___ Provided data ___
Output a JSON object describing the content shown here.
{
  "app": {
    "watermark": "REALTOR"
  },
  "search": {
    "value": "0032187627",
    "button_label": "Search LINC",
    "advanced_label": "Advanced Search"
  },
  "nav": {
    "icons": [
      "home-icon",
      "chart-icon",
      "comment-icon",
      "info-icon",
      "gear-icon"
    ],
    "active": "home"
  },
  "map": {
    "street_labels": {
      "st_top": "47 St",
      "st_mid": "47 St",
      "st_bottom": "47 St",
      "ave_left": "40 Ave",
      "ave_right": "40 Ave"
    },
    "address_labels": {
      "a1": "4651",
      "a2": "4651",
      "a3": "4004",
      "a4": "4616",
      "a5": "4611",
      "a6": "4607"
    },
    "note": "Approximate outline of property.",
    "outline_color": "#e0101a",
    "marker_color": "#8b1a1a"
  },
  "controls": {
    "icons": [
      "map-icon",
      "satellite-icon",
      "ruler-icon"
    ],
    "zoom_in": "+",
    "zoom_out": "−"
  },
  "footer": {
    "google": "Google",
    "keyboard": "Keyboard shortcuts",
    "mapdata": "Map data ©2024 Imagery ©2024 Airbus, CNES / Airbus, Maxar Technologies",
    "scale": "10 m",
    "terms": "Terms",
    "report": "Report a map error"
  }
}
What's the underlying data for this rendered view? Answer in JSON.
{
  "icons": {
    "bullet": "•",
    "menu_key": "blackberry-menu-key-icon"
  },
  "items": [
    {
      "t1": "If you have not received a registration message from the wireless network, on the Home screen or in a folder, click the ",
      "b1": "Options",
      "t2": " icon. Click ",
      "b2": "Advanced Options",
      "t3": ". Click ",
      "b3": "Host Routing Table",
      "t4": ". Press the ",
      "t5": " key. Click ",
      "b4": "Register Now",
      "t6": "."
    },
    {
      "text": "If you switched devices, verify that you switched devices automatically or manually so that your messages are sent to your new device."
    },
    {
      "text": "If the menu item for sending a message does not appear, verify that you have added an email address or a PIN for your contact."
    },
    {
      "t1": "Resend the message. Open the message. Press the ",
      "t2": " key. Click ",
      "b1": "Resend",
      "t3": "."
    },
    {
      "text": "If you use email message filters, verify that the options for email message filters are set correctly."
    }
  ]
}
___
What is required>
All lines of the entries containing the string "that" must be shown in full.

Reply to the exercise>
      "text": "If you switched devices, verify that you switched devices automatically or manually so that your messages are sent to your new device."
      "text": "If the menu item for sending a message does not appear, verify that you have added an email address or a PIN for your contact."
      "text": "If you use email message filters, verify that the options for email message filters are set correctly."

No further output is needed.